The first time I traveled to Israel was when I was fourteen and then most recently…
When Gene Hoffman was growing up in Connecticut he was only a little boy, barely finished with kindergarten when he first faced discrimination for being Jewish. Prior to the 1940s and 1950s, Jews in America faced harsh realities of antisemitism. As our people began breaking into industries like entertainment and law, the antisemitism only worsened. From universities, hotels, country clubs, and medical professions – Jews faced restrictions.
Hoffman can recall getting into a fistfight at the age of four because he was Jewish. Eventually, he says he did become friends with the other child. More so, he says the antisemitism those in his generation faced, only made them more connected to their Jewish heritage.
“I think the Jews in my era understood our people better – we were more active in our Judaism because we had to be. There was a curiosity during this time of why us – I believe it made us want to learn more about who we are.”

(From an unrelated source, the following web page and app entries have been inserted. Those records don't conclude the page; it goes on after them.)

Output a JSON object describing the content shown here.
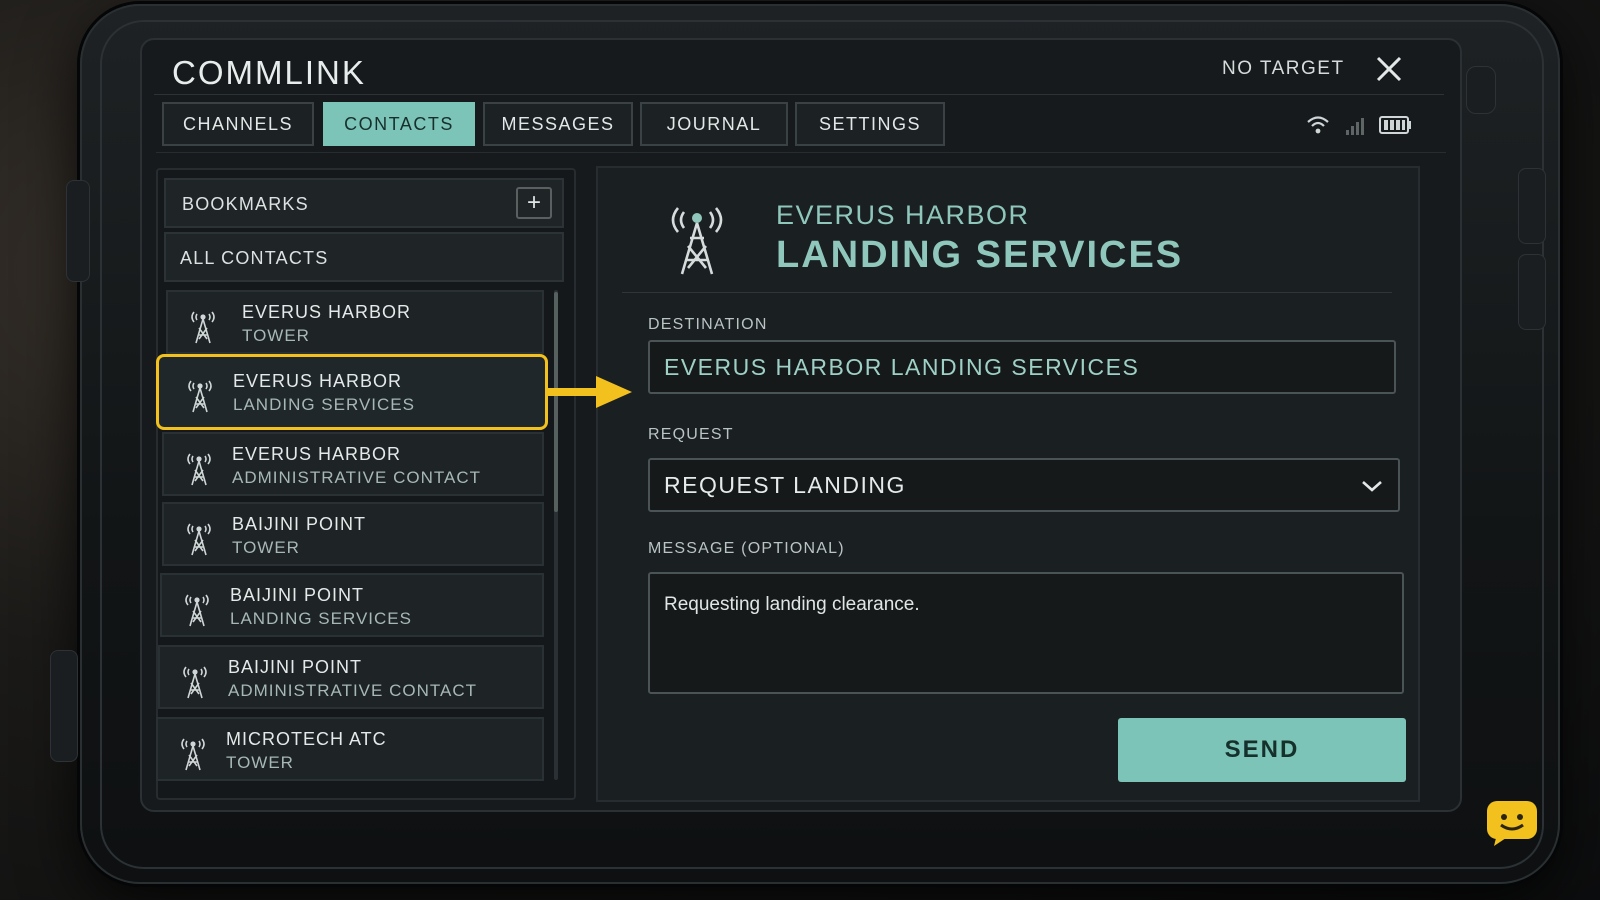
{
  "header": {
    "title": "COMMLINK",
    "target_status": "NO TARGET"
  },
  "tabs": [
    {
      "label": "CHANNELS",
      "active": false
    },
    {
      "label": "CONTACTS",
      "active": true
    },
    {
      "label": "MESSAGES",
      "active": false
    },
    {
      "label": "JOURNAL",
      "active": false
    },
    {
      "label": "SETTINGS",
      "active": false
    }
  ],
  "sidebar": {
    "bookmarks_label": "BOOKMARKS",
    "add_label": "+",
    "all_contacts_label": "ALL CONTACTS",
    "contacts": [
      {
        "name": "EVERUS HARBOR",
        "sub": "TOWER",
        "selected": false
      },
      {
        "name": "EVERUS HARBOR",
        "sub": "LANDING SERVICES",
        "selected": true
      },
      {
        "name": "EVERUS HARBOR",
        "sub": "ADMINISTRATIVE CONTACT",
        "selected": false
      },
      {
        "name": "BAIJINI POINT",
        "sub": "TOWER",
        "selected": false
      },
      {
        "name": "BAIJINI POINT",
        "sub": "LANDING SERVICES",
        "selected": false
      },
      {
        "name": "BAIJINI POINT",
        "sub": "ADMINISTRATIVE CONTACT",
        "selected": false
      },
      {
        "name": "MICROTECH ATC",
        "sub": "TOWER",
        "selected": false
      }
    ]
  },
  "detail": {
    "title_line1": "EVERUS HARBOR",
    "title_line2": "LANDING SERVICES",
    "destination_label": "DESTINATION",
    "destination_value": "EVERUS HARBOR LANDING SERVICES",
    "request_label": "REQUEST",
    "request_value": "REQUEST LANDING",
    "message_label": "MESSAGE (OPTIONAL)",
    "message_value": "Requesting landing clearance.",
    "send_label": "SEND"
  },
  "colors": {
    "accent": "#7cc3b8",
    "highlight": "#f2c11d",
    "background": "#161a1c"
  }
}
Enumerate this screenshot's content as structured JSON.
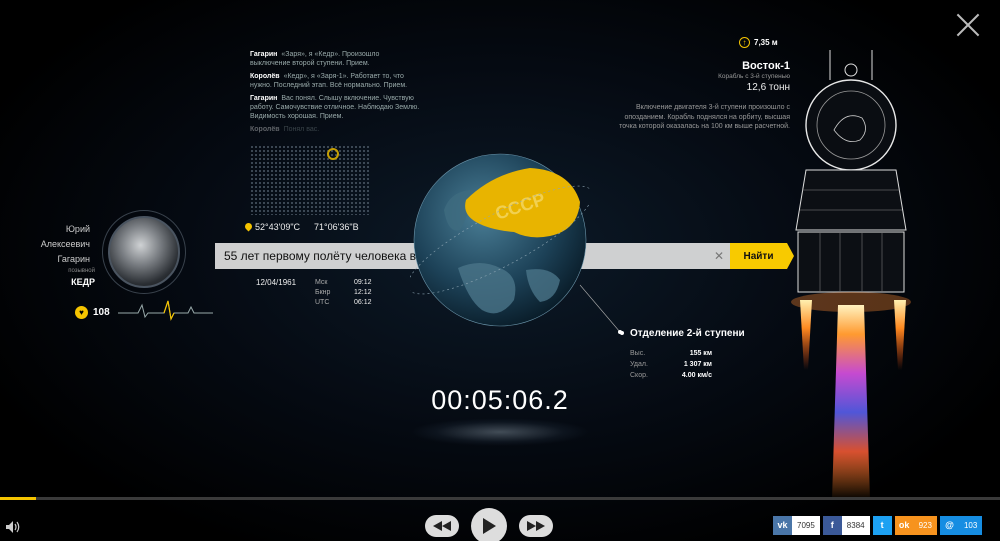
{
  "dialog": [
    {
      "speaker": "Гагарин",
      "text": "«Заря», я «Кедр». Произошло выключение второй ступени. Прием."
    },
    {
      "speaker": "Королёв",
      "text": "«Кедр», я «Заря-1». Работает то, что нужно. Последний этап. Всё нормально. Прием."
    },
    {
      "speaker": "Гагарин",
      "text": "Вас понял. Слышу включение. Чувствую работу. Самочувствие отличное. Наблюдаю Землю. Видимость хорошая. Прием."
    },
    {
      "speaker": "Королёв",
      "text": "Понял вас."
    }
  ],
  "location": {
    "lat": "52°43'09\"С",
    "lon": "71°06'36\"В"
  },
  "pilot": {
    "first_name": "Юрий",
    "patronymic": "Алексеевич",
    "last_name": "Гагарин",
    "callsign_label": "позывной",
    "callsign": "КЕДР",
    "pulse": "108"
  },
  "search": {
    "value": "55 лет первому полёту человека в космос",
    "button": "Найти"
  },
  "date": "12/04/1961",
  "times": [
    {
      "label": "Мск",
      "value": "09:12"
    },
    {
      "label": "Бкнр",
      "value": "12:12"
    },
    {
      "label": "UTC",
      "value": "06:12"
    }
  ],
  "globe": {
    "label": "СССР"
  },
  "stage_event": {
    "title": "Отделение 2-й ступени",
    "stats": [
      {
        "label": "Выс.",
        "value": "155 км"
      },
      {
        "label": "Удал.",
        "value": "1 307 км"
      },
      {
        "label": "Скор.",
        "value": "4.00 км/с"
      }
    ]
  },
  "timer": "00:05:06.2",
  "ship": {
    "height": "7,35 м",
    "name": "Восток-1",
    "subtitle": "Корабль с 3-й ступенью",
    "mass": "12,6 тонн",
    "description": "Включение двигателя 3-й ступени произошло с опозданием. Корабль поднялся на орбиту, высшая точка которой оказалась на 100 км выше расчетной."
  },
  "progress": 0.036,
  "social": [
    {
      "name": "vk",
      "label": "vk",
      "count": "7095",
      "color": "#4a76a8"
    },
    {
      "name": "facebook",
      "label": "f",
      "count": "8384",
      "color": "#3b5998"
    },
    {
      "name": "twitter",
      "label": "t",
      "count": "",
      "color": "#1da1f2"
    },
    {
      "name": "odnoklassniki",
      "label": "ok",
      "count": "923",
      "color": "#f7931e"
    },
    {
      "name": "moimir",
      "label": "@",
      "count": "103",
      "color": "#168de2"
    }
  ],
  "colors": {
    "accent": "#f5c400",
    "ussr": "#e8b400"
  }
}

As a philanthropist and supporter of Birthright Israel Foundation in Palm Beach, Hoffman strongly believes in Birthright Israel’s pilot program for 27-32-year-olds. He tells us young Jews today are becoming more unaffiliated than ever before and this pilot program presents an opportunity to engage them.
“Birthright Israel gives our younger generations an opportunity to go to Israel and ask questions. It’s an opportunity to learn about their heritage and traditions. I personally would want to know a lot about the history of Israel. If we could show our younger generations Israel 3,000 years ago, they would know where we all come from and where our roots are.”
Today, through our educational framework, we are working hard to meet Hoffman’s wishes of going back 3,000 years. For example, young Jews put themselves in the shoes of our ancient ancestors atop Masada. It is here they learn stories of Jewish resistance and a will to stand up against oppression – a lesson that has never left the Jewish people.
Hoffman is also honored to continue his own Jewish learning as he is pursuing a doctorate online through the Spertus Institute for Jewish Learning and Leadership. Prior to studying for his doctorate, he received his master’s in Jewish studies from Gratz College. This yearning to learn is what connects him to Birthright Israel Foundation’s goal – to provide the gift of educational experience in Israel to every eligible young Jewish adult.
He feels strongly that any program that he philanthropically invests in, has sound evaluative research. When he was first in touch with Birthright Israel Foundation’s Palm Beach office, he inquired about making a significant donation.
Hoffman was very interested in the evaluative research that Birthright Israel takes so seriously, showcasing the impact on participants. Before making his generous donation, he reviewed studies on the program by Brandeis University and was thoroughly impressed.
“I think Birthright Israel is fabulous – the whole thing. Historically, it is going to be a name no one will forget. And we’re a much better group of people since the program started. The Jewish people are better off for it. We need this in the Jewish religion. If you don’t take advantage of learning opportunities like Birthright Israel, how are you going to fight antisemitism.”
Hoffman’s grandchildren were fortunate enough to claim their birthright too – making him one of our proud Birthright Israel grandparents. His story and generosity are ones that stem from the values of the Jewish people and lessons our ancestors have passed down to us for generations. We are immensely grateful he is part of our family of donors committed to securing the Jewish future.
To learn how you can get involved with Birthright Israel Foundation in Palm Beach contact Carole-Ann Levine, VP, Southeast Region or Diane Scherer, Regional Director, Southeast Region.
Carole-Ann Levine: (561) 820-4849 | email@example.com
Diane Scherer: (212) 419-2883 | firstname.lastname@example.org
Gene Hoffman also philanthropically supports many institutions throughout the Jewish world. These include a free online Jewish studies program and a student aid initiative at Rutgers University and a scholarship fund at Hebrew Union College. He also gives generously to Seton Hall University and the Sister Rose Thering Class for teachers on Jewish-Christian studies.